Good stuff! I always want to bookmark these when you share them! 🙂
McKee made a brilliant distinction between sympathetic and empathetic characters. In short, we don’t have to like a character, we just have to be able to imagine some way, some how, that we could BE that character. A solid internal conflict would do that in a heartbeat (who hasn’t been internally conflicted?). Or a heartbreaking reason why they are the sorry pieces of humanity that they’ve become. Some touchstone that says, “that could be me…” 🙂
Jennifer Shirk makes a great point! S.E.P. likes to keep her books filled with unlikeable characters that you soon don’t realize you hated in the first place.
One of the first things I learned while writing is you don’t always have to like your character but you do have to embrace the feeling you have for them.
I think Stephen King (in his book On Writing) makes a great point with his story Carrie. He hated her but later learned to pity her. So while in writing the story you never truly relate to Carrie you just feel sorry for her. That was a book he never intended on finishing but his wife new it would be a great book so she pushed.
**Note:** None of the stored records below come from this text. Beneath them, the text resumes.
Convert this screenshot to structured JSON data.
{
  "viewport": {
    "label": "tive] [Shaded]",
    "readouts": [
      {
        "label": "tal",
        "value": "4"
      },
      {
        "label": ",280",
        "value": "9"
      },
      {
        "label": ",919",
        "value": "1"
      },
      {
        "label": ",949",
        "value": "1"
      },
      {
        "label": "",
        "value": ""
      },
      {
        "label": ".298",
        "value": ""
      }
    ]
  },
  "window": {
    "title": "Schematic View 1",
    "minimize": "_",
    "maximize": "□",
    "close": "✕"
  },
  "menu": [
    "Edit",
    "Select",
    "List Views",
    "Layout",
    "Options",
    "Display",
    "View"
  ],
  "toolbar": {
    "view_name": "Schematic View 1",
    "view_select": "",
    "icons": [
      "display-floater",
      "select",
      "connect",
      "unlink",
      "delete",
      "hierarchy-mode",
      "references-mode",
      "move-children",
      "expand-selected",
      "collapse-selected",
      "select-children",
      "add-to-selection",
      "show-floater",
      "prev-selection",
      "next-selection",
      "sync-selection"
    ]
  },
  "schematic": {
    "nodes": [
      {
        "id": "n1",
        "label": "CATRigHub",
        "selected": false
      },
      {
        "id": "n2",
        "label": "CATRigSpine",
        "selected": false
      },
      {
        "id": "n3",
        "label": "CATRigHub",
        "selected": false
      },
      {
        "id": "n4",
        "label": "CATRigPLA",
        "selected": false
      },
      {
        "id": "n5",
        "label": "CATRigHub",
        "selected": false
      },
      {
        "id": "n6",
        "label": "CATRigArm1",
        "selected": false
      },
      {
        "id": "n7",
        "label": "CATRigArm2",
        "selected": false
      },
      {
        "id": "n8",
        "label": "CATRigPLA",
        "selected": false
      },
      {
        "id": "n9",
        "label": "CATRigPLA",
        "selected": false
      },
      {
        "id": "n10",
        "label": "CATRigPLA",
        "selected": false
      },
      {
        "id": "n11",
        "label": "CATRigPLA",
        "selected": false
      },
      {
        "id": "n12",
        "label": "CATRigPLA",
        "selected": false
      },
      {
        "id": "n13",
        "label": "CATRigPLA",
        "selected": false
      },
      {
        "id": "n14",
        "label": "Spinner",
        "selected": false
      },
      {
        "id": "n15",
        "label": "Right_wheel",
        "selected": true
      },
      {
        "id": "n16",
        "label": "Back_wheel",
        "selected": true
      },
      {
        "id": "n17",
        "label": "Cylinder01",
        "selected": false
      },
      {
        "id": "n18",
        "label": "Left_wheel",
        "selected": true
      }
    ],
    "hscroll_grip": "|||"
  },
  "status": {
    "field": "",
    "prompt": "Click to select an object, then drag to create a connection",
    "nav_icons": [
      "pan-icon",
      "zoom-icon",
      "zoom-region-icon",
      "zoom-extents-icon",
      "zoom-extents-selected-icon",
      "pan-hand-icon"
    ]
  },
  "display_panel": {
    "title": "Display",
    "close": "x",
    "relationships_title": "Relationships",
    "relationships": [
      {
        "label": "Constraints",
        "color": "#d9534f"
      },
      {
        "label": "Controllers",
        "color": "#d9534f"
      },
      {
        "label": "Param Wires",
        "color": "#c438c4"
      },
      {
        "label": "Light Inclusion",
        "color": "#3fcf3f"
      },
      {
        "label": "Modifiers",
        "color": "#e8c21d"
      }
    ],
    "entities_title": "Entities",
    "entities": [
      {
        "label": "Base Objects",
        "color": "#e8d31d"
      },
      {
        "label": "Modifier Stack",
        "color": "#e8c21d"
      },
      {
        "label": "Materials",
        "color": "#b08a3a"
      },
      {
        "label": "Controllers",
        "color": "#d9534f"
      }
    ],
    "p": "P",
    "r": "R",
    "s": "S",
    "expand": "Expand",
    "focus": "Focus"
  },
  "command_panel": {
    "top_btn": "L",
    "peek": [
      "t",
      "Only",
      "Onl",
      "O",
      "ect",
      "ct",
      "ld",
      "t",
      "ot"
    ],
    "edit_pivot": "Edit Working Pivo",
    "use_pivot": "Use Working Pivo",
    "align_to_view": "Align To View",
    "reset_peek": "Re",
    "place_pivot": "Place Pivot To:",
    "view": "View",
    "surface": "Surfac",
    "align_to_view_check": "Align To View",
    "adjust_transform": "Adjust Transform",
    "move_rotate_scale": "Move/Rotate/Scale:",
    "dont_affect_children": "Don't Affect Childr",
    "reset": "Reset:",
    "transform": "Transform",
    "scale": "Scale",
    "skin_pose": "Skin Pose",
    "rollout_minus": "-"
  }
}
Yup, save a cat. In tons of movies the main character will pet a dog, or do something nice for a kid, early on to establish likability. We might never see the cat, dog or kid again, but we like the main character. Mission accomplished.
Great post, Laura!! I’ve worked on this issue in my own writing b/c some of my characters do bad things!!
I really struggled with this liking your MC aspect at first.I liked my character but others found traits that bothered them enough that it made them dislike her. So I had to work at getting her sympathetic right off the start and then allow her to make some bad choices etc and seemed to work much better.
This post is soooo right on and a mistake I made for years. I JUST finished a big-time novel that for me fell flat because…
I didn’t like the spoiled, trying to be cute character.
You give us great tips for getting it right.
Blessings, dear one.
Great tips Laura. I particularly don’t like the whiny character. That will immediately make me stop reading the book.